I thought I’d just take a moment to talk a little bit about Centrelink’s gifting rules.
So it’s pretty common that I will get people asking me about Centrelink’s gifting rules, because they’re contemplating either gifting some money to their children or grandchildren, or they need to help them out of a bind.
Centrelink don’t discourage you from gifting money to your children or grandchildren, but they do set limits on how much you’re allowed to gift per financial year. I imagine they do this because they don’t want people just giving away all their money so they can qualify for pension or Centrelink benefits.
Under the rules, you’re allowed to gift up to $10,000 per financial year, up to a maximum of $30,000 over five financial years. Any amount that you do in excess of these limits is counted as an asset. So it’s like you still have the money sitting in your bank account, even though you’ve given it away. So, hypothetically, if you gave away $30,000, the 1st $10,000 is within the limits, so not counted. But the remaining $10,000 would still be counted as an asset.
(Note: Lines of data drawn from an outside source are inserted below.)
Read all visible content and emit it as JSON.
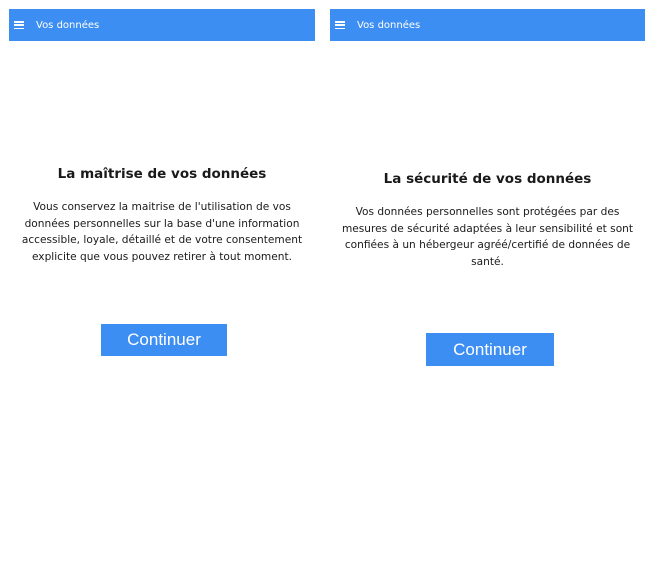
{
  "screens": [
    {
      "appbar": {
        "icon": "menu-icon",
        "title": "Vos données"
      },
      "heading": "La maîtrise de vos données",
      "body_lines": [
        "Vous conservez la maitrise de l'utilisation de vos",
        "données personnelles sur la base d'une information",
        "accessible, loyale, détaillé et de votre consentement",
        "explicite que vous pouvez retirer à tout moment."
      ],
      "button_label": "Continuer"
    },
    {
      "appbar": {
        "icon": "menu-icon",
        "title": "Vos données"
      },
      "heading": "La sécurité de vos données",
      "body_lines": [
        "Vos données personnelles sont protégées par des",
        "mesures de sécurité adaptées à leur sensibilité et sont",
        "confiées à un hébergeur agréé/certifié de données de",
        "santé."
      ],
      "button_label": "Continuer"
    }
  ],
  "colors": {
    "accent": "#3d8ef2",
    "text": "#1a1a1a",
    "background": "#ffffff"
  }
}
After five years, though, that would drop off, and it would be like that money never existed from Centrelink’s perspective.
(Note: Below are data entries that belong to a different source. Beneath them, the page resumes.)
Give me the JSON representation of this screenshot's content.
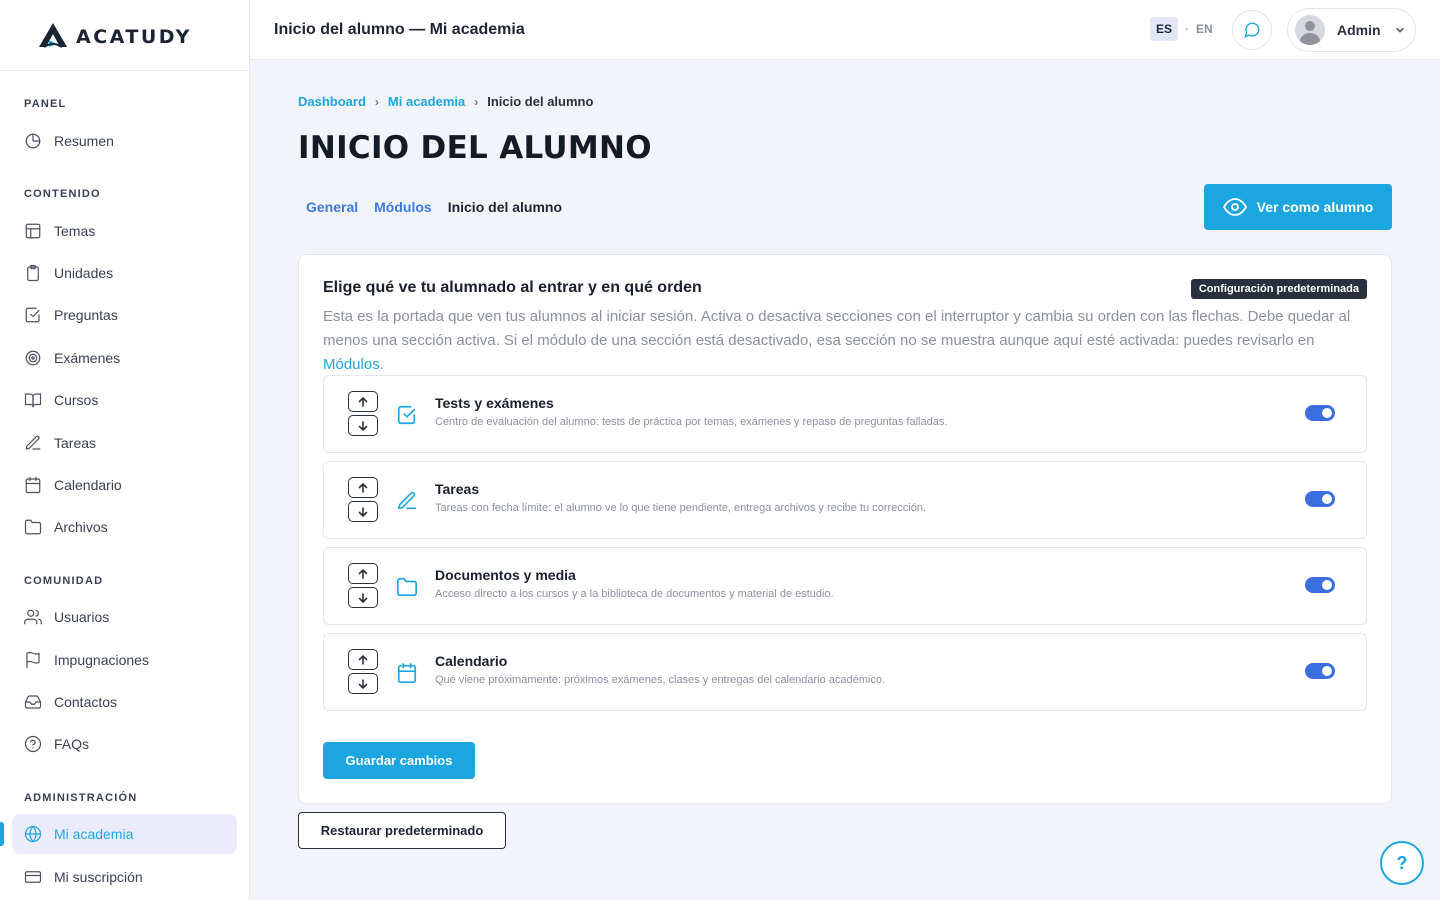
{
  "brand": {
    "name": "ACATUDY",
    "accent": "#1ba6e0"
  },
  "sidebar": {
    "sections": [
      {
        "label": "PANEL",
        "items": [
          {
            "label": "Resumen",
            "icon": "pie-chart-icon"
          }
        ]
      },
      {
        "label": "CONTENIDO",
        "items": [
          {
            "label": "Temas",
            "icon": "layout-icon"
          },
          {
            "label": "Unidades",
            "icon": "clipboard-icon"
          },
          {
            "label": "Preguntas",
            "icon": "check-square-icon"
          },
          {
            "label": "Exámenes",
            "icon": "target-icon"
          },
          {
            "label": "Cursos",
            "icon": "book-open-icon"
          },
          {
            "label": "Tareas",
            "icon": "pen-icon"
          },
          {
            "label": "Calendario",
            "icon": "calendar-icon"
          },
          {
            "label": "Archivos",
            "icon": "folder-icon"
          }
        ]
      },
      {
        "label": "COMUNIDAD",
        "items": [
          {
            "label": "Usuarios",
            "icon": "users-icon"
          },
          {
            "label": "Impugnaciones",
            "icon": "flag-icon"
          },
          {
            "label": "Contactos",
            "icon": "inbox-icon"
          },
          {
            "label": "FAQs",
            "icon": "help-circle-icon"
          }
        ]
      },
      {
        "label": "ADMINISTRACIÓN",
        "items": [
          {
            "label": "Mi academia",
            "icon": "globe-icon",
            "active": true
          },
          {
            "label": "Mi suscripción",
            "icon": "credit-card-icon"
          }
        ]
      }
    ]
  },
  "topbar": {
    "title": "Inicio del alumno — Mi academia",
    "lang_es": "ES",
    "lang_sep": "·",
    "lang_en": "EN",
    "user_name": "Admin"
  },
  "breadcrumb": {
    "items": [
      "Dashboard",
      "Mi academia"
    ],
    "current": "Inicio del alumno"
  },
  "page_title": "INICIO DEL ALUMNO",
  "tabs": [
    {
      "label": "General"
    },
    {
      "label": "Módulos"
    },
    {
      "label": "Inicio del alumno",
      "current": true
    }
  ],
  "view_as_student": "Ver como alumno",
  "card": {
    "title": "Elige qué ve tu alumnado al entrar y en qué orden",
    "badge": "Configuración predeterminada",
    "description": "Esta es la portada que ven tus alumnos al iniciar sesión. Activa o desactiva secciones con el interruptor y cambia su orden con las flechas. Debe quedar al menos una sección activa. Si el módulo de una sección está desactivado, esa sección no se muestra aunque aquí esté activada: puedes revisarlo en",
    "description_link": "Módulos",
    "description_end": ".",
    "sections": [
      {
        "title": "Tests y exámenes",
        "desc": "Centro de evaluación del alumno: tests de práctica por temas, exámenes y repaso de preguntas falladas.",
        "icon": "check-square-icon",
        "enabled": true
      },
      {
        "title": "Tareas",
        "desc": "Tareas con fecha límite: el alumno ve lo que tiene pendiente, entrega archivos y recibe tu corrección.",
        "icon": "pen-icon",
        "enabled": true
      },
      {
        "title": "Documentos y media",
        "desc": "Acceso directo a los cursos y a la biblioteca de documentos y material de estudio.",
        "icon": "folder-icon",
        "enabled": true
      },
      {
        "title": "Calendario",
        "desc": "Qué viene próximamente: próximos exámenes, clases y entregas del calendario académico.",
        "icon": "calendar-icon",
        "enabled": true
      }
    ],
    "save_label": "Guardar cambios"
  },
  "reset_label": "Restaurar predeterminado",
  "help_label": "?"
}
If you’re gifting money, it can potentially have an impact on your benefits as a result, and should be something you consider when deciding whether to gift that money, but by no means should discourage you from gifting that money, or trying to help your kids out of a bind, or if you want to give them a bit of a leg up. It may be harder to deal with the emotional side of not giving the money than the financial side of it if you were to give the money.
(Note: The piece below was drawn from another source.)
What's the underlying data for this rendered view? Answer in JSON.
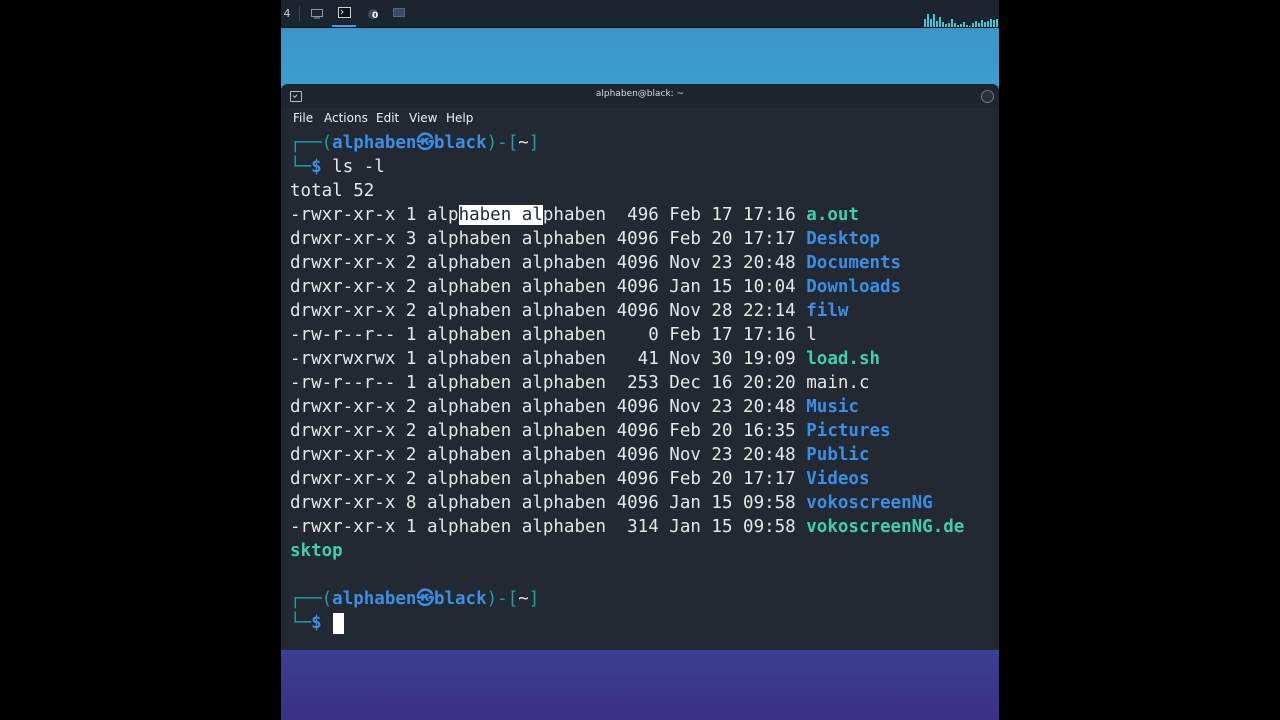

If you do need to have a chat about it, though, and talk about your specific circumstances and what impact it may have on you and whether you should do it, feel free to get in touch.